**WHAT YOU ARE ASKED TO DO**
Your copy should match the listing below word for word, with no images in it.

**SOURCE MATERIAL**
┌──

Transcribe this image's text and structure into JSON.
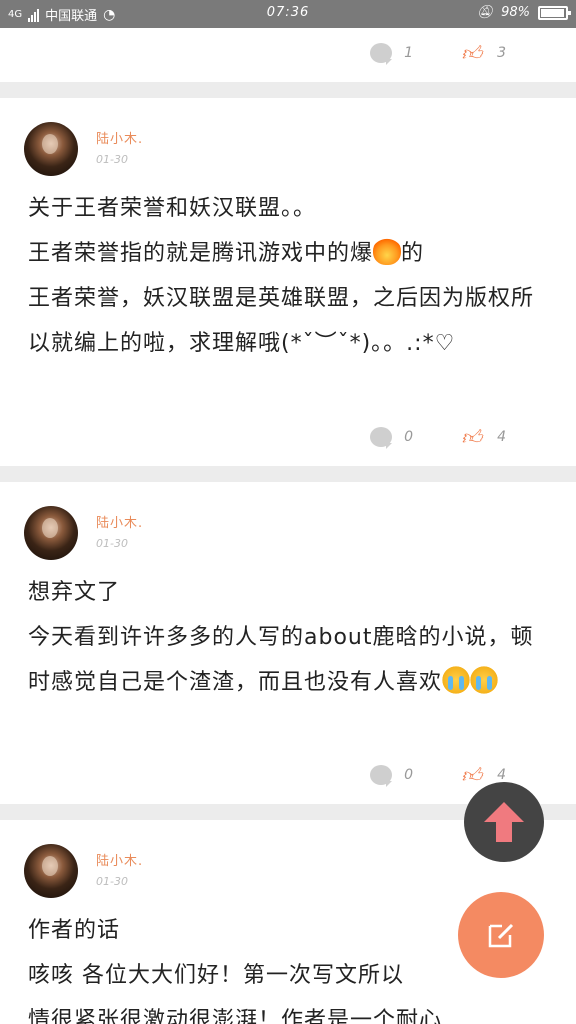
{
  "status_bar": {
    "network": "4G",
    "carrier": "中国联通",
    "time": "07:36",
    "battery": "98%"
  },
  "posts": [
    {
      "comments": "1",
      "likes": "3"
    },
    {
      "author": "陆小木.",
      "date": "01-30",
      "lines": [
        "关于王者荣誉和妖汉联盟。。",
        "王者荣誉指的就是腾讯游戏中的爆",
        "的",
        "王者荣誉，妖汉联盟是英雄联盟，之后因为版权所以就编上的啦，求理解哦(*ˇ︶ˇ*)。。.:*♡"
      ],
      "comments": "0",
      "likes": "4"
    },
    {
      "author": "陆小木.",
      "date": "01-30",
      "lines": [
        "想弃文了",
        "今天看到许许多多的人写的about鹿晗的小说，顿时感觉自己是个渣渣，而且也没有人喜欢"
      ],
      "comments": "0",
      "likes": "4"
    },
    {
      "author": "陆小木.",
      "date": "01-30",
      "lines": [
        "作者的话",
        "咳咳 各位大大们好！第一次写文所以",
        "情很紧张很激动很澎湃！作者是一个耐心"
      ]
    }
  ],
  "icons": {
    "comment": "comment-icon",
    "like": "thumbs-up-icon",
    "scroll_top": "arrow-up-icon",
    "compose": "edit-icon"
  },
  "colors": {
    "accent": "#f48a62",
    "author": "#e98b5a",
    "like": "#f07a4a"
  }
}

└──

**COMPLETED EXERCISE**
Transcribe this image's text and structure into JSON.
{
  "status_bar": {
    "network": "4G",
    "carrier": "中国联通",
    "time": "07:36",
    "battery": "98%"
  },
  "posts": [
    {
      "comments": "1",
      "likes": "3"
    },
    {
      "author": "陆小木.",
      "date": "01-30",
      "lines": [
        "关于王者荣誉和妖汉联盟。。",
        "王者荣誉指的就是腾讯游戏中的爆",
        "的",
        "王者荣誉，妖汉联盟是英雄联盟，之后因为版权所以就编上的啦，求理解哦(*ˇ︶ˇ*)。。.:*♡"
      ],
      "comments": "0",
      "likes": "4"
    },
    {
      "author": "陆小木.",
      "date": "01-30",
      "lines": [
        "想弃文了",
        "今天看到许许多多的人写的about鹿晗的小说，顿时感觉自己是个渣渣，而且也没有人喜欢"
      ],
      "comments": "0",
      "likes": "4"
    },
    {
      "author": "陆小木.",
      "date": "01-30",
      "lines": [
        "作者的话",
        "咳咳 各位大大们好！第一次写文所以",
        "情很紧张很激动很澎湃！作者是一个耐心"
      ]
    }
  ],
  "icons": {
    "comment": "comment-icon",
    "like": "thumbs-up-icon",
    "scroll_top": "arrow-up-icon",
    "compose": "edit-icon"
  },
  "colors": {
    "accent": "#f48a62",
    "author": "#e98b5a",
    "like": "#f07a4a"
  }
}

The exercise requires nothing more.